■ How to complete this task: Each record below must be returned exactly, with no line left out.
[The data — start]
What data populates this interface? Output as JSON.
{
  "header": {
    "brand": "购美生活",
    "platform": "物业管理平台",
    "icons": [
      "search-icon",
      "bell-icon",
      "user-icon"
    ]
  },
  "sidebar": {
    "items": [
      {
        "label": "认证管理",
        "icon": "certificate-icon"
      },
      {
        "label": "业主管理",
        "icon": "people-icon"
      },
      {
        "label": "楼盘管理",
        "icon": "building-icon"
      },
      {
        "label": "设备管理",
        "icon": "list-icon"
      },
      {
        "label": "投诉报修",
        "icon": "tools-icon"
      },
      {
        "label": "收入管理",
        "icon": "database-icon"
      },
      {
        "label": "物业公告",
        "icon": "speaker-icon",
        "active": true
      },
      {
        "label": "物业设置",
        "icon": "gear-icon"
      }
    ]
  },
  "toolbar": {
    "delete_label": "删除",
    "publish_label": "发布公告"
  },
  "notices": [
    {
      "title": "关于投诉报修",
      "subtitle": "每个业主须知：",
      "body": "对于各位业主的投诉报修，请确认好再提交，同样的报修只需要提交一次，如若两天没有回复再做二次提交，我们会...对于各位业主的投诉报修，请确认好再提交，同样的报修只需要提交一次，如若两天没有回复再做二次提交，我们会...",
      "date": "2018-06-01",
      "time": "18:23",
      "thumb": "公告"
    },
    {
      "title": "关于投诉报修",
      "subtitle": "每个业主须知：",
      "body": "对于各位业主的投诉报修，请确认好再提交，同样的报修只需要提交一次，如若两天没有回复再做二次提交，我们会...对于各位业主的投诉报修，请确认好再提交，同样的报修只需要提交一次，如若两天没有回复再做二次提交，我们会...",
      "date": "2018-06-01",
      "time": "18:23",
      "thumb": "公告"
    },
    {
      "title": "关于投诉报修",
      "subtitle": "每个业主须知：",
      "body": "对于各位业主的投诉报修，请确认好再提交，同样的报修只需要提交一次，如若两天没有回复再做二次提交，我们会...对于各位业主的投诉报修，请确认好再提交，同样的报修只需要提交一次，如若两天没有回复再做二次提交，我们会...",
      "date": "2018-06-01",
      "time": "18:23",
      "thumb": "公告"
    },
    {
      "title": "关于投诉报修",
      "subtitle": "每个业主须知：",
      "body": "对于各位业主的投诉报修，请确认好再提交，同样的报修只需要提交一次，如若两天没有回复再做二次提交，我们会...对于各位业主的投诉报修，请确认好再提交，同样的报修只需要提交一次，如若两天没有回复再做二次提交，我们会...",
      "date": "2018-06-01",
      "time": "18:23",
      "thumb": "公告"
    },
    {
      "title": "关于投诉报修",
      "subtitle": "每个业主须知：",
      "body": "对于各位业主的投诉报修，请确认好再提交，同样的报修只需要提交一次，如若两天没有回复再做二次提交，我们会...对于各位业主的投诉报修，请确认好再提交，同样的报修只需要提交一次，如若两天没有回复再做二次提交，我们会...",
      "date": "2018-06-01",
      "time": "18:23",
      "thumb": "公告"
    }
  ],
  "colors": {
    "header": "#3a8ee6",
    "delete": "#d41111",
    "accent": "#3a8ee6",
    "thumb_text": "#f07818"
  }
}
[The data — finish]
■ Output:
What data populates this interface? Output as JSON.
{
  "header": {
    "brand": "购美生活",
    "platform": "物业管理平台",
    "icons": [
      "search-icon",
      "bell-icon",
      "user-icon"
    ]
  },
  "sidebar": {
    "items": [
      {
        "label": "认证管理",
        "icon": "certificate-icon"
      },
      {
        "label": "业主管理",
        "icon": "people-icon"
      },
      {
        "label": "楼盘管理",
        "icon": "building-icon"
      },
      {
        "label": "设备管理",
        "icon": "list-icon"
      },
      {
        "label": "投诉报修",
        "icon": "tools-icon"
      },
      {
        "label": "收入管理",
        "icon": "database-icon"
      },
      {
        "label": "物业公告",
        "icon": "speaker-icon",
        "active": true
      },
      {
        "label": "物业设置",
        "icon": "gear-icon"
      }
    ]
  },
  "toolbar": {
    "delete_label": "删除",
    "publish_label": "发布公告"
  },
  "notices": [
    {
      "title": "关于投诉报修",
      "subtitle": "每个业主须知：",
      "body": "对于各位业主的投诉报修，请确认好再提交，同样的报修只需要提交一次，如若两天没有回复再做二次提交，我们会...对于各位业主的投诉报修，请确认好再提交，同样的报修只需要提交一次，如若两天没有回复再做二次提交，我们会...",
      "date": "2018-06-01",
      "time": "18:23",
      "thumb": "公告"
    },
    {
      "title": "关于投诉报修",
      "subtitle": "每个业主须知：",
      "body": "对于各位业主的投诉报修，请确认好再提交，同样的报修只需要提交一次，如若两天没有回复再做二次提交，我们会...对于各位业主的投诉报修，请确认好再提交，同样的报修只需要提交一次，如若两天没有回复再做二次提交，我们会...",
      "date": "2018-06-01",
      "time": "18:23",
      "thumb": "公告"
    },
    {
      "title": "关于投诉报修",
      "subtitle": "每个业主须知：",
      "body": "对于各位业主的投诉报修，请确认好再提交，同样的报修只需要提交一次，如若两天没有回复再做二次提交，我们会...对于各位业主的投诉报修，请确认好再提交，同样的报修只需要提交一次，如若两天没有回复再做二次提交，我们会...",
      "date": "2018-06-01",
      "time": "18:23",
      "thumb": "公告"
    },
    {
      "title": "关于投诉报修",
      "subtitle": "每个业主须知：",
      "body": "对于各位业主的投诉报修，请确认好再提交，同样的报修只需要提交一次，如若两天没有回复再做二次提交，我们会...对于各位业主的投诉报修，请确认好再提交，同样的报修只需要提交一次，如若两天没有回复再做二次提交，我们会...",
      "date": "2018-06-01",
      "time": "18:23",
      "thumb": "公告"
    },
    {
      "title": "关于投诉报修",
      "subtitle": "每个业主须知：",
      "body": "对于各位业主的投诉报修，请确认好再提交，同样的报修只需要提交一次，如若两天没有回复再做二次提交，我们会...对于各位业主的投诉报修，请确认好再提交，同样的报修只需要提交一次，如若两天没有回复再做二次提交，我们会...",
      "date": "2018-06-01",
      "time": "18:23",
      "thumb": "公告"
    }
  ],
  "colors": {
    "header": "#3a8ee6",
    "delete": "#d41111",
    "accent": "#3a8ee6",
    "thumb_text": "#f07818"
  }
}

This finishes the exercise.